Although most clinicians believe that social support has beneficial effects on health, the mechanisms mediating this relationship have not been clearly established. We examined the direct effect of social support on several immune measures and its role in moderating the response to academic exams in healthy and asthmatic adolescents. Three types of students—healthy, mild asthma, and severe asthma—completed social support and stress questionnaires and gave blood samples during the midsemester and final exam periods. Social support and natural killer cell (NK) function showed a significant reduction during exams in both healthy and asthmatic adolescents. Social support, however, did not have a direct effect on immune responses. Nevertheless, high social support appeared to attenuate the magnitude of exam-induced reduction in NK activity, suggesting a role for social support in protecting against immune decrements during times of stress. © 1998 John Wiley & Sons, Inc. Res Nurs Health 21: 117–128, 1998

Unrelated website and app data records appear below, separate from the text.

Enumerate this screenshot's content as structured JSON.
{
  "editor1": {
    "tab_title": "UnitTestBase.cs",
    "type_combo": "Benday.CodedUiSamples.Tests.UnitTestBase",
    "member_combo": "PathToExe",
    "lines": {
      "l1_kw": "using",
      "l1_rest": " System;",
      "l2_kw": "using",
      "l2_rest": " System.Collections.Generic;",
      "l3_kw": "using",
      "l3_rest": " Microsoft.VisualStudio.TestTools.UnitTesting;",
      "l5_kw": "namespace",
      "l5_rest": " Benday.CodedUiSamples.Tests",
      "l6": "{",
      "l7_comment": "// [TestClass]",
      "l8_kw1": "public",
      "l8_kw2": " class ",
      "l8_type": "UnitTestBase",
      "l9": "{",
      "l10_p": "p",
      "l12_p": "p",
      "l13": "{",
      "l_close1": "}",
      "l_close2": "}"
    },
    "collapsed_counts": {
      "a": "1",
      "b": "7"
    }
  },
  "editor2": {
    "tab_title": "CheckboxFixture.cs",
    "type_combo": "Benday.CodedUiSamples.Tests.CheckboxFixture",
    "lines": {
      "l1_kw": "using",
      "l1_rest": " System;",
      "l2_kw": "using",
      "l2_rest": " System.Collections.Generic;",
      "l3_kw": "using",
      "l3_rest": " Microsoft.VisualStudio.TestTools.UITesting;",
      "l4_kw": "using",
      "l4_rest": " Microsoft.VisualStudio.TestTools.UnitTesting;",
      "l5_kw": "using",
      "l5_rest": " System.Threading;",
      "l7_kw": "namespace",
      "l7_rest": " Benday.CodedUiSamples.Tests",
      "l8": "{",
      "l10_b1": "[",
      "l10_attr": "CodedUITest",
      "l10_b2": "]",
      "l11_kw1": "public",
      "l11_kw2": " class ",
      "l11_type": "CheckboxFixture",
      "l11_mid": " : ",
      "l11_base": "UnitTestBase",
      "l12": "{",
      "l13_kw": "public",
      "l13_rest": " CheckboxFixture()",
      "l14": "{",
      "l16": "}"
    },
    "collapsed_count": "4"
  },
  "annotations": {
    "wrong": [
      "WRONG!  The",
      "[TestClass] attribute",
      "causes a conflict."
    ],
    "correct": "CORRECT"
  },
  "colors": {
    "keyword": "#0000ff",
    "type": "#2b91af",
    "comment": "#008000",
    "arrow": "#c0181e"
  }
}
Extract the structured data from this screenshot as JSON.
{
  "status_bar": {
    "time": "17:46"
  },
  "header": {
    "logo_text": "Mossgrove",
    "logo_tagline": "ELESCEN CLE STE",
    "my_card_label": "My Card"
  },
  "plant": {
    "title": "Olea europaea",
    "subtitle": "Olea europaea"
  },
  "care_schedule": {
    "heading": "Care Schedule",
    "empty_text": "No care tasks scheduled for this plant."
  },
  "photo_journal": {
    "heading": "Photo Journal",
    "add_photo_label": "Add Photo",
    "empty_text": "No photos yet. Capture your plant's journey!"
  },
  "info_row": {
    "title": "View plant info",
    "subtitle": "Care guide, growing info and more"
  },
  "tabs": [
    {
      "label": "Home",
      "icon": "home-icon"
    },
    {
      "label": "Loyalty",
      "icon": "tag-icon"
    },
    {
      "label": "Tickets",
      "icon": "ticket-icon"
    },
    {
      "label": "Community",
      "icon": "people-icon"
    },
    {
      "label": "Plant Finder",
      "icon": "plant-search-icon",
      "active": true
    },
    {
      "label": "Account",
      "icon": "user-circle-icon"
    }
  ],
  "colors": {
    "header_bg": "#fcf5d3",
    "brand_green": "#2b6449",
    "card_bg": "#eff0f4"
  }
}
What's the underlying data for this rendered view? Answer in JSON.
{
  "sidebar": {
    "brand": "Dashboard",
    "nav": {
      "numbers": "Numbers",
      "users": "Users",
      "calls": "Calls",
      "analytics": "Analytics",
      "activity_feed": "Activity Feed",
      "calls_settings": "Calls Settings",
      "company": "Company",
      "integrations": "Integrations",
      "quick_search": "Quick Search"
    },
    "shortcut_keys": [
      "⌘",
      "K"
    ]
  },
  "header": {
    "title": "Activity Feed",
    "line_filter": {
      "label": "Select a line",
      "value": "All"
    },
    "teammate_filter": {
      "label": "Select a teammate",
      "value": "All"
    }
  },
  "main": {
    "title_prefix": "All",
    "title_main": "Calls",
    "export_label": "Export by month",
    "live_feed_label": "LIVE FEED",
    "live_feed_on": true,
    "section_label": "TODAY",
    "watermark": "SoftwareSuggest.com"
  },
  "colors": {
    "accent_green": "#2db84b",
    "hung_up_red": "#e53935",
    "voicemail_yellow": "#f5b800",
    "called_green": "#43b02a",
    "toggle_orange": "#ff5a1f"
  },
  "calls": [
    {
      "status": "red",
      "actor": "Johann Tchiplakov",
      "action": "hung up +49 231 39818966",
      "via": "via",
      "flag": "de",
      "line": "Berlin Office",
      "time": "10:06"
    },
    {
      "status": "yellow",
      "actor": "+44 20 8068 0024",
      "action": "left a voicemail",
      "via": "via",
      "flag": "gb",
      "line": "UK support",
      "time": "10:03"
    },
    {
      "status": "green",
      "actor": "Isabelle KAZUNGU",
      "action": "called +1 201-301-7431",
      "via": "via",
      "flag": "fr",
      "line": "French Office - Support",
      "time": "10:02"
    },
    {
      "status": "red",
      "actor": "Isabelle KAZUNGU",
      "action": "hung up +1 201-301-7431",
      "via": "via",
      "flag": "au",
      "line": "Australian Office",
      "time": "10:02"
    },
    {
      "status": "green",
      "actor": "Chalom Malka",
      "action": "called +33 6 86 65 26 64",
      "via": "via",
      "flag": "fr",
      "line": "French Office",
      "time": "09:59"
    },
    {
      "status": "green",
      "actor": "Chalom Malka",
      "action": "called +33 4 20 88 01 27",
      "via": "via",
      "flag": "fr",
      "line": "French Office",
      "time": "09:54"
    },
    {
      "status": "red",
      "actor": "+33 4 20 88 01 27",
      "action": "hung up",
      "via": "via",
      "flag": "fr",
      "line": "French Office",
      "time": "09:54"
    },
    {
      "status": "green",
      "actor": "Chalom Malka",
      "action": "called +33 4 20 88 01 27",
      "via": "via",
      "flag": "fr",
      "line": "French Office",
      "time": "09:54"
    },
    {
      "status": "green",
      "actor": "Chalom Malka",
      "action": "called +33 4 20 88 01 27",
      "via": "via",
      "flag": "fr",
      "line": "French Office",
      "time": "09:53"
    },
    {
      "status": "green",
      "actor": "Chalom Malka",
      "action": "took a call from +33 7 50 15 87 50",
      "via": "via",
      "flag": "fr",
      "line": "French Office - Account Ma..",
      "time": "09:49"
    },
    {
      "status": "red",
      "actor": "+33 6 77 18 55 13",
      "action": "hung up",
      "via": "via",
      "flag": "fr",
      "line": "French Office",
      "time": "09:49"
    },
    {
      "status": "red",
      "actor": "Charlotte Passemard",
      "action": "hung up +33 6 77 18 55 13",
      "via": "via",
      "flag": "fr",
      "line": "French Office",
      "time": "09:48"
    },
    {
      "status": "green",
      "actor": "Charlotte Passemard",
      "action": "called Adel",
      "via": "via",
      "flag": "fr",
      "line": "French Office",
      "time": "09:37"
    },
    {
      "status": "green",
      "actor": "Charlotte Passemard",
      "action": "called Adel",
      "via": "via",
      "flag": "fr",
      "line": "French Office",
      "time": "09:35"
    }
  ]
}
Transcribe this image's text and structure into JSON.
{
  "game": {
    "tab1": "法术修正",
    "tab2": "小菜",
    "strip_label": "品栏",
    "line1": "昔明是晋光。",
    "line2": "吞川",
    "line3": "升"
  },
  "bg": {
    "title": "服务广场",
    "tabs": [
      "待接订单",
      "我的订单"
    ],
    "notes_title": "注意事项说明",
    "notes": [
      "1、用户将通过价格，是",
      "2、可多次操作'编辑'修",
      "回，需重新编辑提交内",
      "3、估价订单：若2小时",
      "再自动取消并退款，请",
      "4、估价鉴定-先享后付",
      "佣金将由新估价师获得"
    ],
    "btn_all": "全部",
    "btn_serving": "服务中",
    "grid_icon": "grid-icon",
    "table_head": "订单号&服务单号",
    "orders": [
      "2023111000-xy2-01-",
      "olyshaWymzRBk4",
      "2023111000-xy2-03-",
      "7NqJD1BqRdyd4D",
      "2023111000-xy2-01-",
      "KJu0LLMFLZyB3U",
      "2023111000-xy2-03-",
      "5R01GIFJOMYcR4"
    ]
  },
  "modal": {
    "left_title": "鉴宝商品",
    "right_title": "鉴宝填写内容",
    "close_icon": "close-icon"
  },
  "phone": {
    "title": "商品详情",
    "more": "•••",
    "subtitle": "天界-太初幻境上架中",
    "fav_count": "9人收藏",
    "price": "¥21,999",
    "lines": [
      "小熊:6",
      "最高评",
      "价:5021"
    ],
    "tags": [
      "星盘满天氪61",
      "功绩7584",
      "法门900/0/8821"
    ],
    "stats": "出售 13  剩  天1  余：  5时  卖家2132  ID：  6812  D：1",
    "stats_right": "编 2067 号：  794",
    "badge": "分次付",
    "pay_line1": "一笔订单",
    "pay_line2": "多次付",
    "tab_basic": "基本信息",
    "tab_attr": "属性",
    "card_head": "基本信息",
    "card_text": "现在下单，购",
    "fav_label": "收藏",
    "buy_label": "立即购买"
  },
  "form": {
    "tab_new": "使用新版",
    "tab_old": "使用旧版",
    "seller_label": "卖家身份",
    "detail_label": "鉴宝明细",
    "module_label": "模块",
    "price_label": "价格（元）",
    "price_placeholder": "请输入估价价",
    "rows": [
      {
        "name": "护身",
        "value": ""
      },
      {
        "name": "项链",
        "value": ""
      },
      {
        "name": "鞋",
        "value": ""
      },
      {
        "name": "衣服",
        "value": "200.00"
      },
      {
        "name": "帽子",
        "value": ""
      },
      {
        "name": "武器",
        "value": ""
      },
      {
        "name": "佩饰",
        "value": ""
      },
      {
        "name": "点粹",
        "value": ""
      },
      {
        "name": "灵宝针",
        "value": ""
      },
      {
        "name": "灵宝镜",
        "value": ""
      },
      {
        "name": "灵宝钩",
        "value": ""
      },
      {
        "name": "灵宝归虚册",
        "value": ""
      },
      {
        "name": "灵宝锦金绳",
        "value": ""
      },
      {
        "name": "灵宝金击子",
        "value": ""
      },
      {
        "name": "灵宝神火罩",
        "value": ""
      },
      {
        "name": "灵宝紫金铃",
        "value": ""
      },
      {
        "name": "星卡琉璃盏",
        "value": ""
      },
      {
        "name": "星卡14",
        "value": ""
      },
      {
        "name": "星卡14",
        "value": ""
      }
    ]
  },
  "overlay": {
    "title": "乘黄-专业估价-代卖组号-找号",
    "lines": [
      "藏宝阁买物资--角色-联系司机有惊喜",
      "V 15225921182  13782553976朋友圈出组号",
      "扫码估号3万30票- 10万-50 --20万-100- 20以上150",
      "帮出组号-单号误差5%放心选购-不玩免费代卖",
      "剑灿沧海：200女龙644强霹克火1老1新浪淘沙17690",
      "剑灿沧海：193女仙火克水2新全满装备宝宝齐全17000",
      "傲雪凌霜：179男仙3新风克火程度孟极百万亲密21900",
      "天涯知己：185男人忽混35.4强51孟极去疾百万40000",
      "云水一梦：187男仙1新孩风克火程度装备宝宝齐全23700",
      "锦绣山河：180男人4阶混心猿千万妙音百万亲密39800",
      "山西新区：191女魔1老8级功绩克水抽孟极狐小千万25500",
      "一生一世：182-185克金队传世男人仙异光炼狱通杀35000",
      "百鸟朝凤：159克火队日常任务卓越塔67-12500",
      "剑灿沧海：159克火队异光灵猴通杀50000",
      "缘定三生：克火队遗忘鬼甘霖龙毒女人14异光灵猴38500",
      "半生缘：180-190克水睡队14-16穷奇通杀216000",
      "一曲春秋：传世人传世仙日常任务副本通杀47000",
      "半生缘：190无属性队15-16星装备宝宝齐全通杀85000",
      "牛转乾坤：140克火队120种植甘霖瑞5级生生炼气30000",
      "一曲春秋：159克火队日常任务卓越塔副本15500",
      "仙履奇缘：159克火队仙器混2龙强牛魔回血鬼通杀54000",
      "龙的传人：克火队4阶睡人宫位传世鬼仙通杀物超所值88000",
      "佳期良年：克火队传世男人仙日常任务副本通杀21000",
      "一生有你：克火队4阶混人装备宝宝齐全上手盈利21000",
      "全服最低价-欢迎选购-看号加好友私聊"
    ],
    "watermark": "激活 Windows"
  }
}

Research in Nursing and Health, Vol. 21, No. 2 (April 1998): 117-128. DOI.

Donna McCarthy was affiliated with the University of Wisconsin - Madison at the time of publication.